Stanford China Law & Policy Conference May 6 & 7, 2011

The Inaugural Stanford China Law & Policy Conference

Law and the Chinese Transformation

May 6-7, 2011

Stanford Law School

About the Event:  The Stanford China Law & Policy Association is hosting the inaugural China Law & Policy Conference that will take place on May 6-7, 2011.  The title of the conference is “Law and the Chinese Transformation.”  This event is co-sponsored by the Rock Center for Corporate Governance.

 

The Conference brings together prominent experts on Chinese law, politics, and business to begin productive conversations about the most pressing issues in Chinese legal, political, and corporate governance reform.  Dean Larry Kramer will give opening remarks.  Dr. Condoleezza Rice, former Secretary of State, will deliver the keynote speech.  GAO Zhansheng, Consul General of the People’s Republic of China in San Francisco, will deliver a special luncheon speech.

 

Confirmed panelists and moderators from China include:
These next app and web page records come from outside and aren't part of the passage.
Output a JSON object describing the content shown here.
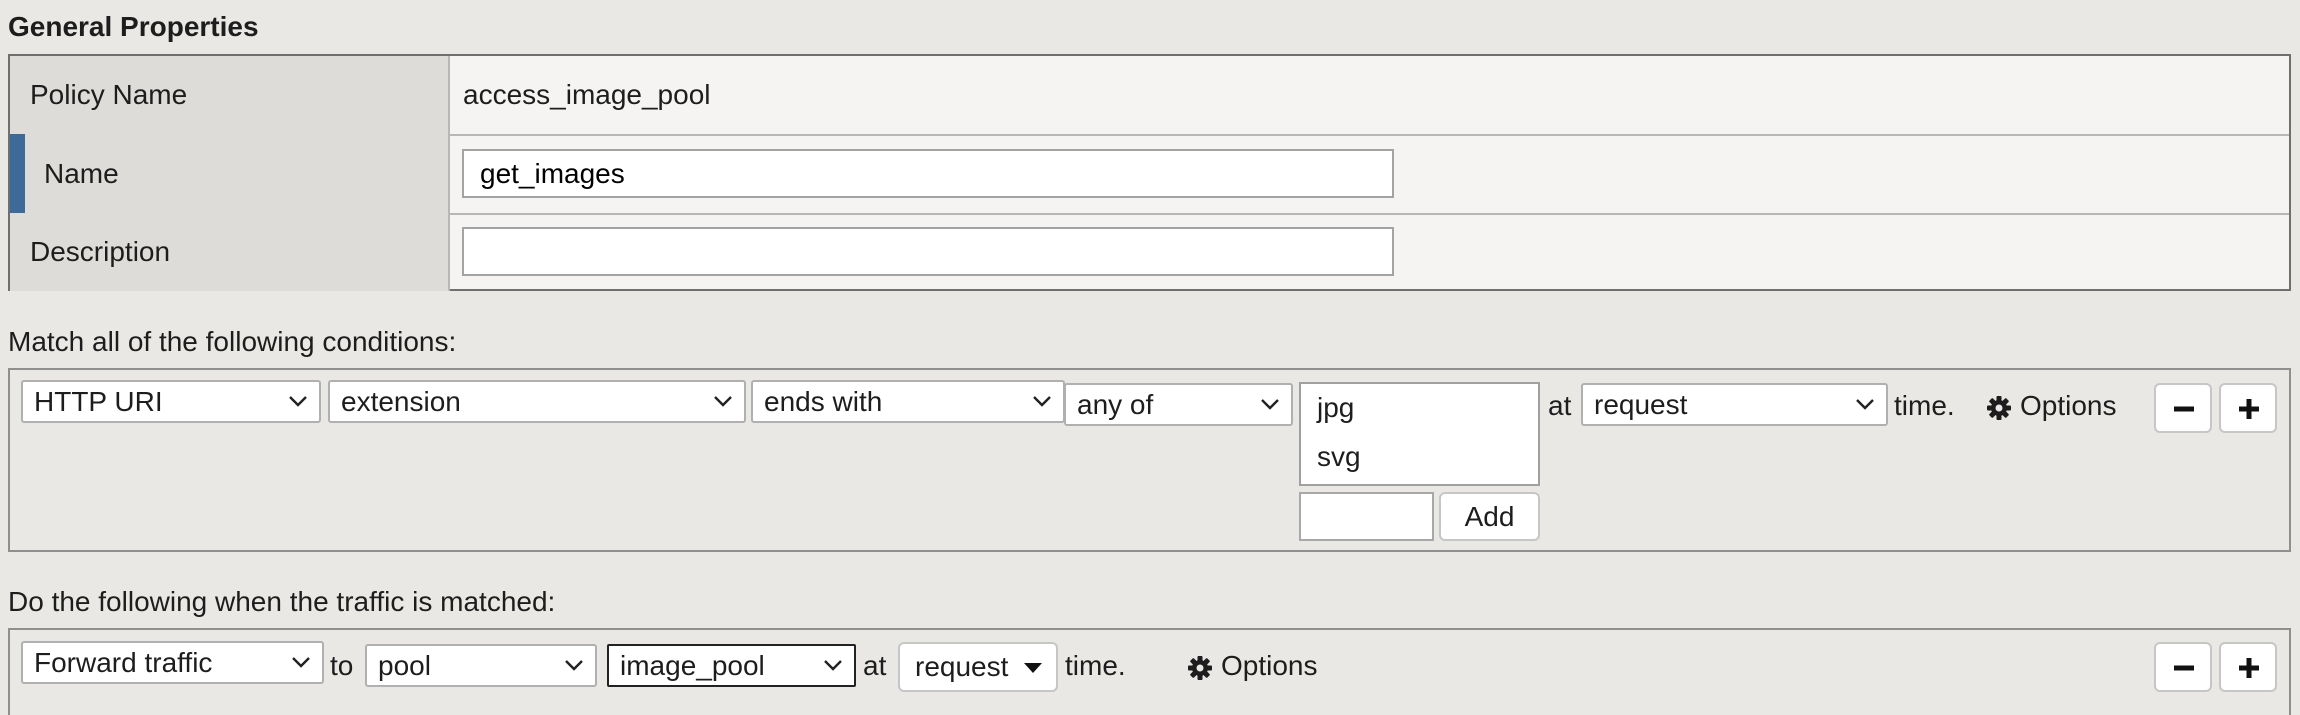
{
  "general": {
    "title": "General Properties",
    "policy_name_label": "Policy Name",
    "policy_name_value": "access_image_pool",
    "name_label": "Name",
    "name_value": "get_images",
    "description_label": "Description",
    "description_value": ""
  },
  "conditions": {
    "heading": "Match all of the following conditions:",
    "operand": "HTTP URI",
    "selector": "extension",
    "operator": "ends with",
    "quantifier": "any of",
    "values": [
      "jpg",
      "svg"
    ],
    "new_value": "",
    "add_label": "Add",
    "at_label": "at",
    "event": "request",
    "time_label": "time.",
    "options_label": "Options"
  },
  "actions": {
    "heading": "Do the following when the traffic is matched:",
    "action": "Forward traffic",
    "to_label": "to",
    "target_type": "pool",
    "target": "image_pool",
    "at_label": "at",
    "event": "request",
    "time_label": "time.",
    "options_label": "Options"
  }
}
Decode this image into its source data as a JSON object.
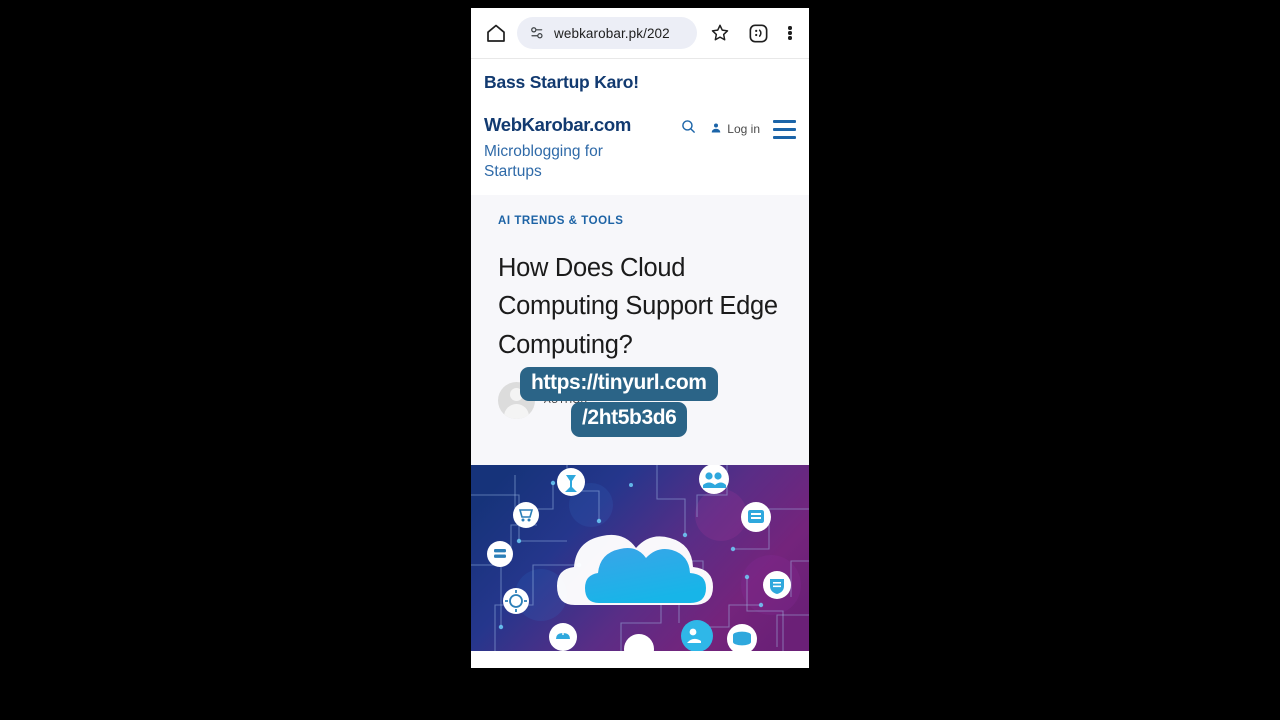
{
  "browser": {
    "url": "webkarobar.pk/202",
    "home_icon": "home-icon",
    "lock_icon": "page-info-icon",
    "bookmark_icon": "star-icon",
    "profile_icon": "emoji-face-icon",
    "profile_label": ":D",
    "menu_icon": "three-dot-menu-icon"
  },
  "site": {
    "slogan": "Bass Startup Karo!",
    "name": "WebKarobar.com",
    "tagline": "Microblogging for Startups",
    "search_icon": "search-icon",
    "login_label": "Log in",
    "login_icon": "user-icon",
    "menu_icon": "hamburger-menu-icon",
    "logo_alt": "AI",
    "brand_color": "#123a70",
    "link_color": "#2f6aa8",
    "accent_color": "#1b64a8"
  },
  "article": {
    "kicker": "AI TRENDS & TOOLS",
    "headline": "How Does Cloud Computing Support Edge Computing?",
    "author": "AUTHOR",
    "avatar_icon": "avatar-placeholder-icon",
    "hero_alt": "cloud-computing-illustration"
  },
  "overlay": {
    "url_line1": "https://tinyurl.com",
    "url_line2": "/2ht5b3d6",
    "background_color": "#2b6487",
    "text_color": "#ffffff"
  }
}
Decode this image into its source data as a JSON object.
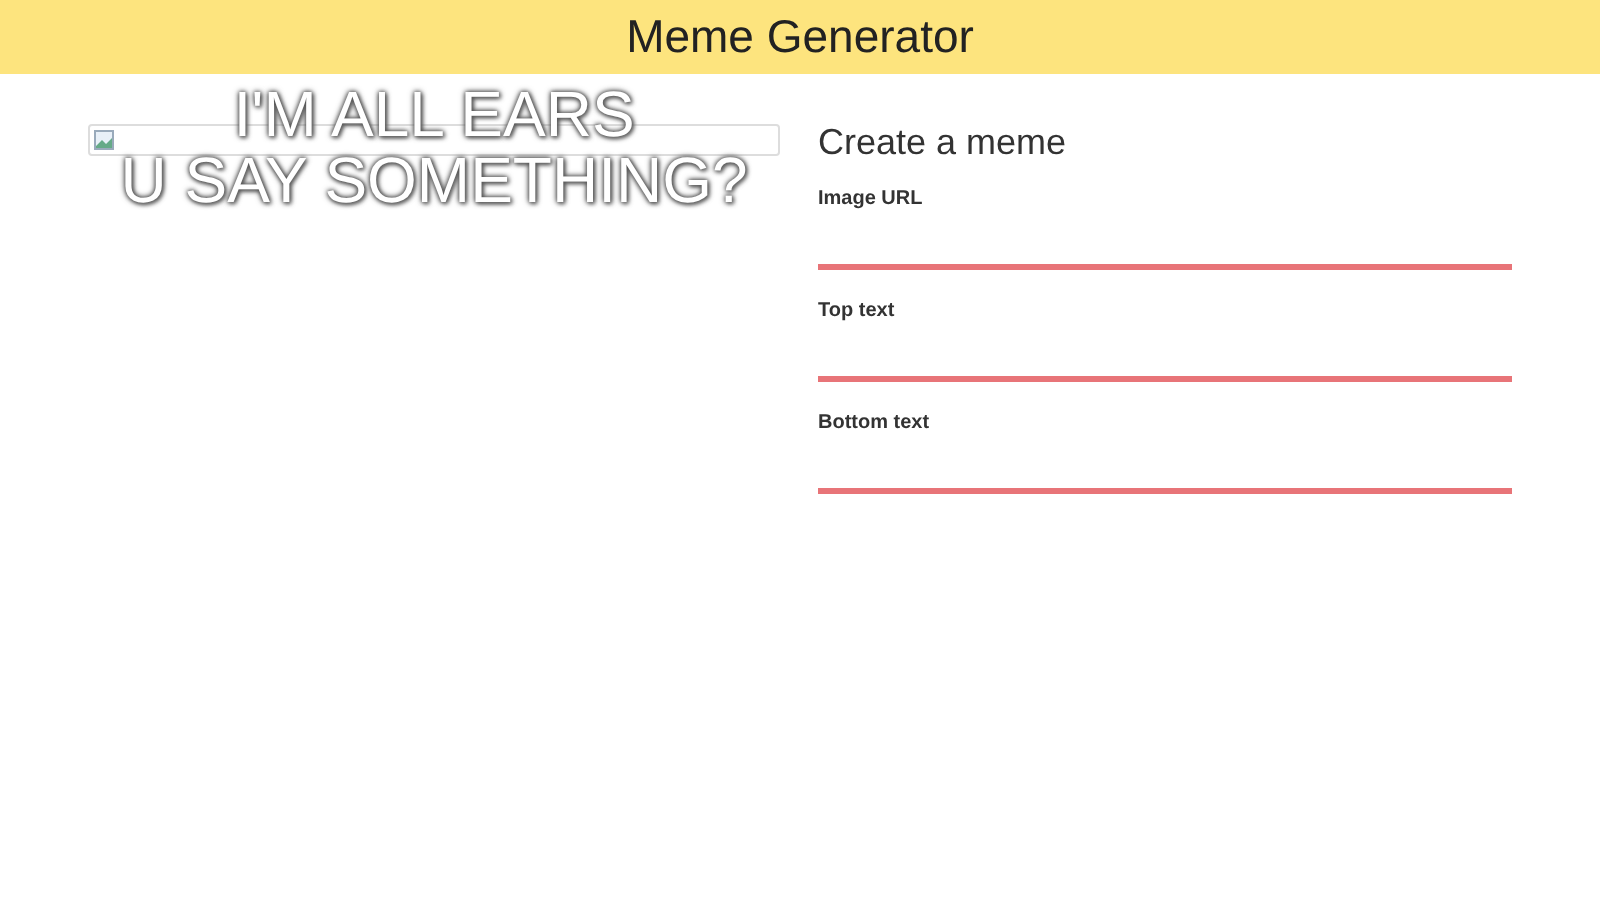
{
  "header": {
    "title": "Meme Generator"
  },
  "preview": {
    "top_text": "I'M ALL EARS",
    "bottom_text": "U SAY SOMETHING?"
  },
  "form": {
    "heading": "Create a meme",
    "fields": [
      {
        "label": "Image URL"
      },
      {
        "label": "Top text"
      },
      {
        "label": "Bottom text"
      }
    ]
  }
}
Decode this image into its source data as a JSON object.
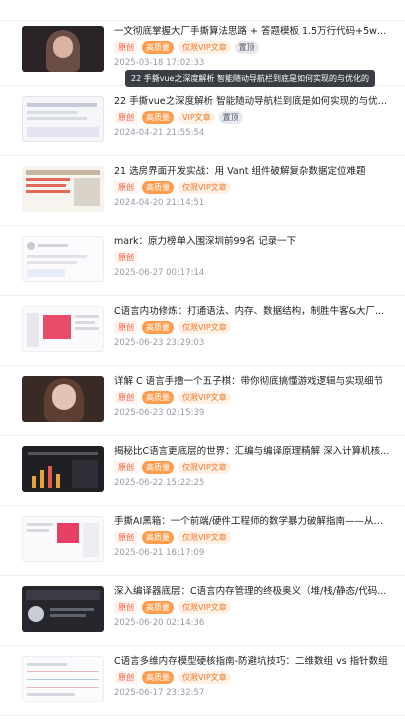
{
  "tooltip": {
    "text": "22 手撕vue之深度解析 智能随动导航栏到底是如何实现的与优化的"
  },
  "items": [
    {
      "title": "一文彻底掌握大厂手撕算法思路 + 答题模板 1.5万行代码+5w字...",
      "tags": [
        "原创",
        "高质量",
        "仅限VIP文章",
        "置顶"
      ],
      "date": "2025-03-18 17:02:33",
      "thumb": "portrait-dark"
    },
    {
      "title": "22 手撕vue之深度解析 智能随动导航栏到底是如何实现的与优化的",
      "tags": [
        "原创",
        "高质量",
        "VIP文章",
        "置顶"
      ],
      "date": "2024-04-21 21:55:54",
      "thumb": "screenshot-light"
    },
    {
      "title": "21 选房界面开发实战：用 Vant 组件破解复杂数据定位难题",
      "tags": [
        "原创",
        "高质量",
        "仅限VIP文章"
      ],
      "date": "2024-04-20 21:14:51",
      "thumb": "screenshot-red"
    },
    {
      "title": "mark：原力榜单入围深圳前99名 记录一下",
      "tags": [
        "原创"
      ],
      "date": "2025-06-27 00:17:14",
      "thumb": "screenshot-white"
    },
    {
      "title": "C语言内功修炼：打通语法、内存、数据结构，制胜牛客&大厂...",
      "tags": [
        "原创",
        "高质量",
        "仅限VIP文章"
      ],
      "date": "2025-06-23 23:29:03",
      "thumb": "screenshot-pink"
    },
    {
      "title": "详解 C 语言手撸一个五子棋：带你彻底搞懂游戏逻辑与实现细节",
      "tags": [
        "原创",
        "高质量",
        "仅限VIP文章"
      ],
      "date": "2025-06-23 02:15:39",
      "thumb": "portrait-dark"
    },
    {
      "title": "揭秘比C语言更底层的世界：汇编与编译原理精解 深入计算机核...",
      "tags": [
        "原创",
        "高质量",
        "仅限VIP文章"
      ],
      "date": "2025-06-22 15:22:25",
      "thumb": "screenshot-dark"
    },
    {
      "title": "手撕AI黑箱：一个前端/硬件工程师的数学暴力破解指南——从神...",
      "tags": [
        "原创",
        "高质量",
        "仅限VIP文章"
      ],
      "date": "2025-06-21 16:17:09",
      "thumb": "screenshot-pink2"
    },
    {
      "title": "深入编译器底层：C语言内存管理的终极奥义（堆/栈/静态/代码...",
      "tags": [
        "原创",
        "高质量",
        "仅限VIP文章"
      ],
      "date": "2025-06-20 02:14:36",
      "thumb": "screenshot-dark2"
    },
    {
      "title": "C语言多维内存模型硬核指南-防避坑技巧：二维数组 vs 指针数组",
      "tags": [
        "原创",
        "高质量",
        "仅限VIP文章"
      ],
      "date": "2025-06-17 23:32:57",
      "thumb": "screenshot-chart"
    }
  ]
}
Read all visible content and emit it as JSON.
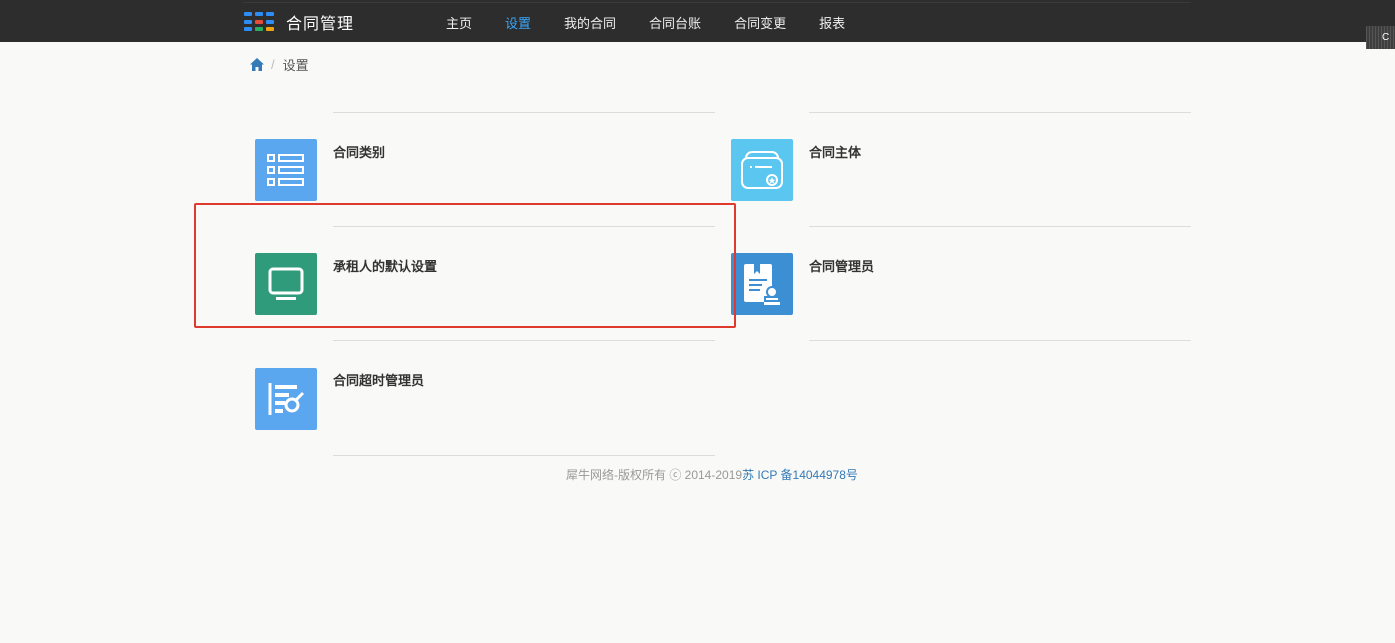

Honorable WANG Yanfang, IP Tribunal of the Supreme People’s Court of China

SHEN Weixing, Vice Dean of Tsinghua University Law School, China

WANG Xixin, Vice Dean of Peking University Law School, China

Jeff Lehman, Founding Dean of the Peking University School of Transnational Law, China

XIAO Wei, Managing Partner, Jun He Law Offices

 

Confirmed panelists and moderators from the US include:

Brad Berenson, Partner, Sidley Austin

Nancy Boswell, President and CEO, Transparency International – USA

Juan Botero, Rule of Law Index Director, The World Justice Project

Brian Cabrera, General Counsel, Synopsys

Carmen Chang, Partner, Wilson Sonsini

Chuck Comey, Partner, MOFO

Marc Fagel, Regional Director, SEC in San Francisco

Mei Gechlik, Lecturer, Stanford Law School

Paul Goldstein, Professor, Stanford Law School

Joe Grundfest, Professor, Stanford Law School

Mike Klausner, Professor, Stanford Law School

Larry Kramer, Dean of Stanford Law School

David Lee, Partner, Orrick

Yabo Lin, Partner, Sidley & Austin

Paul Marquardt, Partner, Cleary Gottlieb

Ken Nguyen, Stanford Law School

John Quinn, Managing Partner, Quinn Emanuel

Joe Simone, Partner, Baker McKenzie

Laura Stein, General Counsel, Clorox

Alan Sykes, Professor, Stanford Law School

Bill Treanor, Dean of Georgetown University Law Center

Honorable Clifford Wallace, Ninth Circuit

 

The conference will hold six panels discussing the various legal implications of a rising China.  These panels include:

I.             Legal Education in China and the US

II.            The Development of Rule of Law in China

III.           IP protection and Enforcement in China

IV.          Cross-border Acquisitions and Investments

V.            Foreign Corruption Practice Act and its Applications to Business Operations in China

VI.          Opportunities and Challenges for the Legal Profession

 

Registration Information:

Registration is free, but required for all participants.  Please register at http://www.stanford.edu/dept/law/forms/chinalaw_participants.fb

CLE credits will be offered to practicing attorneys for attending the conference.

Questions?  If you have any questions, please contact: Sandy Yao at sandyyao@stanford.edu or Michelle Yuan at yyuan1@stanford.edu.

 

WIPO Lex

UN Pulse reports that the World Intellectual Property Organization has formally released WIPO  Lex, a portal of IP legislation and treaties searchable by country and subject.

http://www.wipo.int/wipolex/en/

From the WIPO description:

“WIPO Lex is a one-stop search facility for national laws and treaties on intellectual property (IP) of WIPO, WTO and UN Members. It also features related information which elaborates, analyzes and interprets these laws and treaties. It provides streamlined access to reference material of key importance for optimal information on the global IP System.”

Code, Access to Knowledge and the Law: The Governance of Knowledge in the Digital Age

Code, Access to Knowledge and the Law: The Governance of Knowledge in the Digital Age

by Antonios G. Broumas, University of Athens

Abstract:
“This paper endeavours to clarify the role of technology in the governance of knowledge in the networked information society. Its central argument is that modern technologies of control, deployed as they are by powerful actors, tend to indiscriminately exclude access to knowledge, and, as a result, impede the dramatic potential of the digital age. In the process of underpinning the above thesis, the patterns of interrelation between code and the law and their influence on the networked information society are examined. It is argued that the existing equilibrium between control and A2K is disproportionately disposed toward specific private interests, originating primarily from powerful market players of traditional industrial sectors, while generally disregarding other private interests, or indeed the interest of the public as a whole. The paper concludes by calling for more equitable and balanced equilibria between control and A2K, implemented in a model of governance more clearly orientated towards social and economic development.”

Source: Legal Information & Technology Abstracts, Vol. 2, No. 4 (2/9/2010)